Mr. COLE. If you add that last statement, of course not, I would not propose a program which I thought had a potential disastrous effect on housing, no. Of course, I couldn't do that.
Mr. BOLLING. That is all, Mr. Chairman.
The CHAIRMAN. Mr. McDonough.
Mr. MCDONOUGH. Is it your hope for this new plan of Fannie May, Mr. Cole, that the secondary mortgages will eventually, if your plan works, be handled by private capital, rather than Government subsidy?
Mr. COLE. Yes.
Mr. MCDONOUGH. And in the course of arriving at that, under the plan which you suggest, that the present outstanding secondary mortgage market will be taken care of those that are now so-called "sour" mortgages will be taken care of?
Mr. COLE. I can't agree with you about the "sour" mortgages, Mr. McDonough.

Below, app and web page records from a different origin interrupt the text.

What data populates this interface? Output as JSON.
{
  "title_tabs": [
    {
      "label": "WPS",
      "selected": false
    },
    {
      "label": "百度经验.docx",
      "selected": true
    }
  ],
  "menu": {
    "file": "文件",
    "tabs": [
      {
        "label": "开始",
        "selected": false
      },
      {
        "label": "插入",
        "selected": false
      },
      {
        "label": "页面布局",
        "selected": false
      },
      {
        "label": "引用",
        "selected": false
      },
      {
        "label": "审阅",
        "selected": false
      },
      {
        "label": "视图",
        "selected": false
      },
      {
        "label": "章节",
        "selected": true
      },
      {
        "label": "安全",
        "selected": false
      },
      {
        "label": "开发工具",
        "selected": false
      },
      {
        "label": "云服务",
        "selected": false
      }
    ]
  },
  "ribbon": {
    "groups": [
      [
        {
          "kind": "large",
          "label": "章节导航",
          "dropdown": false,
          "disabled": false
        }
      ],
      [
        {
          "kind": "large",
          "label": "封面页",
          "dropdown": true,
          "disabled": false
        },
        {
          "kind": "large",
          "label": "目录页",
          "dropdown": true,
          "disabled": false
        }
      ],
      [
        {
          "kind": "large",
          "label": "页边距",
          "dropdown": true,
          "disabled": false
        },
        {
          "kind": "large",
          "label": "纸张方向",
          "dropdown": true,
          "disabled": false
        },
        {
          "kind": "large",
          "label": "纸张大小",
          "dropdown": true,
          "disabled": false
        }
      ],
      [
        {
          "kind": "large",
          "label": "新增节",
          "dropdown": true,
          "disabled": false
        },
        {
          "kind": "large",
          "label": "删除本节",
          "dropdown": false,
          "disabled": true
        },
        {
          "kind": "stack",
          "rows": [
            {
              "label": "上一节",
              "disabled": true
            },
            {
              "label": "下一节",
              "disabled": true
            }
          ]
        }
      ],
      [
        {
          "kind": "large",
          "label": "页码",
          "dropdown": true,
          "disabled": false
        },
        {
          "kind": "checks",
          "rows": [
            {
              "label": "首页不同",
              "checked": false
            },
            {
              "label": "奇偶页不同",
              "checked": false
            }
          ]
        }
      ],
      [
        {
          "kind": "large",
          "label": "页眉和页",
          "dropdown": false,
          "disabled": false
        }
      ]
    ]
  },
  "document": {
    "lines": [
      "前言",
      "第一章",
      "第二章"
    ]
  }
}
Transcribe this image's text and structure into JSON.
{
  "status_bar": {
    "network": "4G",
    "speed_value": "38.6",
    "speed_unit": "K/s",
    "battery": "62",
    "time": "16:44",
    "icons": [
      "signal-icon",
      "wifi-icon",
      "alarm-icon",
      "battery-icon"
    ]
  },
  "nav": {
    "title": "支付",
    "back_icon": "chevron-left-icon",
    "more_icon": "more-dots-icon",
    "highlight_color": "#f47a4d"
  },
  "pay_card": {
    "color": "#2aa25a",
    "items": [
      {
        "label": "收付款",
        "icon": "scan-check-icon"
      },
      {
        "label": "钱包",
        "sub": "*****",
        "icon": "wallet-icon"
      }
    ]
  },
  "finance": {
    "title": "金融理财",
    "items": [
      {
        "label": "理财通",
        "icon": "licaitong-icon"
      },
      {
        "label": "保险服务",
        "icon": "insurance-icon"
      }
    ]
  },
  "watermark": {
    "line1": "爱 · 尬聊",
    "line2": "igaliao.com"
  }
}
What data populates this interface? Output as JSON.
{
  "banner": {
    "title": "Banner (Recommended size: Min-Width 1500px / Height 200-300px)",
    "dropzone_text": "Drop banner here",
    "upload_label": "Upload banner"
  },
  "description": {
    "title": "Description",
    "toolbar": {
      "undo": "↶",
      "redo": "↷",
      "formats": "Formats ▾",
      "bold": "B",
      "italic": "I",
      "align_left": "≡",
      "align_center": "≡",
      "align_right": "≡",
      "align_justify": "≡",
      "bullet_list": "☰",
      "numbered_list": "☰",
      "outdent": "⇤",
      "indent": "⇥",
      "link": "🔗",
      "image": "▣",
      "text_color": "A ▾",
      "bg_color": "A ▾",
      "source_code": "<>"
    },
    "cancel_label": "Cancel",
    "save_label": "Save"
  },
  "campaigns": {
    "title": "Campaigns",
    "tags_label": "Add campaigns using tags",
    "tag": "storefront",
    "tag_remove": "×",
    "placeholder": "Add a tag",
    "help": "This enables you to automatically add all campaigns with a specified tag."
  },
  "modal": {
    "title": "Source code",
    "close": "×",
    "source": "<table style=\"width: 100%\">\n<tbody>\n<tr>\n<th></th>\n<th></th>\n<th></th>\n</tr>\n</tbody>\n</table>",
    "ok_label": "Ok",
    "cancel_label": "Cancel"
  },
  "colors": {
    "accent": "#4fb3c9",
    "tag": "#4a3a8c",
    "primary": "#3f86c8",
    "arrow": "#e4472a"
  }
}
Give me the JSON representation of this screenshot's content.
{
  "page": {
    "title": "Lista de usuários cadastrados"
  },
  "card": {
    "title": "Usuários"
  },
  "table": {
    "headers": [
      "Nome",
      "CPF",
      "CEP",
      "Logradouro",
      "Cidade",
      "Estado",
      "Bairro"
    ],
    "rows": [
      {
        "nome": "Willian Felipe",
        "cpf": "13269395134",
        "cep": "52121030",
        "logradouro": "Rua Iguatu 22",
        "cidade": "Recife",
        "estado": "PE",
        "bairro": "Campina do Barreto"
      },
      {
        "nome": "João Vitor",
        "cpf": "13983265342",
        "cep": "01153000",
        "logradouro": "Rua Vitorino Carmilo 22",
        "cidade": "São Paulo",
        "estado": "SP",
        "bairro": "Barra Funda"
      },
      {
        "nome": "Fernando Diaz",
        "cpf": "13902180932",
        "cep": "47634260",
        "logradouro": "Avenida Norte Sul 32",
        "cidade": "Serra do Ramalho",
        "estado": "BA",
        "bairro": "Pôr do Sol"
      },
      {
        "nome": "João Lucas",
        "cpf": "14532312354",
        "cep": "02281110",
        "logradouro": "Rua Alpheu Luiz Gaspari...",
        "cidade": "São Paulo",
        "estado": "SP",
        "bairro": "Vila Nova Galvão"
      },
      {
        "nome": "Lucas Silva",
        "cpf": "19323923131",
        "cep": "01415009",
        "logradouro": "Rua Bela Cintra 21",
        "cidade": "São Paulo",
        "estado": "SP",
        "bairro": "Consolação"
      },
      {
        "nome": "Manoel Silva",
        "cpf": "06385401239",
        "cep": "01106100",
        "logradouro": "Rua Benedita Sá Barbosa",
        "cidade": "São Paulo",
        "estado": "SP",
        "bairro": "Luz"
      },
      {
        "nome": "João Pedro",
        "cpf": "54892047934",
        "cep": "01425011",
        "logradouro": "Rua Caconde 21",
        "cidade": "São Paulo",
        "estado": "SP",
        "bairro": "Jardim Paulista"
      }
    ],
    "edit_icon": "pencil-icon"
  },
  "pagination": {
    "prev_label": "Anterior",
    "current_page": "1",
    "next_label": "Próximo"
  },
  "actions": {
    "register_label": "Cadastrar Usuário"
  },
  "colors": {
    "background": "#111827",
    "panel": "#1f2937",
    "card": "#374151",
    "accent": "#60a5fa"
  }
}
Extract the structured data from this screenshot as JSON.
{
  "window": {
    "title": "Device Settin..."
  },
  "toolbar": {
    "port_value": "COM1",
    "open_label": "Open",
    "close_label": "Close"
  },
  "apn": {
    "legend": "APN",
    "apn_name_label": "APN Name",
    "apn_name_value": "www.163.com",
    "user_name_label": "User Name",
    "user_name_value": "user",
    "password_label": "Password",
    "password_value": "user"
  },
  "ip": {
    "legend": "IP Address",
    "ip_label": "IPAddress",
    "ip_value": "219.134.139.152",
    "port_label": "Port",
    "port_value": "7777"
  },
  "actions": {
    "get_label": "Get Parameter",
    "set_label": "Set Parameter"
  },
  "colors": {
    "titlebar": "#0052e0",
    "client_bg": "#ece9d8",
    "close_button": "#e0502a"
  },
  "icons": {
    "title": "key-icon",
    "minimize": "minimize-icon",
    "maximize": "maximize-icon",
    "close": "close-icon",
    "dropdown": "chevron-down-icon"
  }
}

Mr. MCDONOUGH. Then let me explain that point. Do I understand you to say that Fannie May should purchase only those marketable mortgages that the banks and other financial institutions will not purchase?
Mr. COLE. No; not on the basis of soundness, but on the basis of not being willing to go into the area, let us say, as one reason. see, a bank located at a remote
Mr. MCDONOUGH. Well, that would be refusing to purchase. Mr. COLE. But not on the basis of a "sour" mortgage, Mr. McDonough. An institution in one area of the country does not want to loan in another area of the country, for very practical reasons— servicing, distance from the office, and all of those things. And so, they naturally hold their money back or invest in other areas.
I wouldn't say these are "sour" mortgages which FNMA has been buying.
Mr. MCDONOUGH. In other words, they are mortgages in which the normal financial institutions do not want to invest, although they are sound mortgages, in your opinion?
Mr. COLE. The best evidence of that is the record of practically no loss which FNMA or the FHA have had on these mortgages.
I should point out, Mr. McDonough, along that line, a very interesting thing has occurred in FHA. I wasn't around Washington at the time when it was set up. but there was a great deal of resistance to FHA mortgage insurance on the basis that these mortgages were unsound, and also on the basis of the long-term amortization and low downpayment.
FHA has proven that long-term mortgages are sound.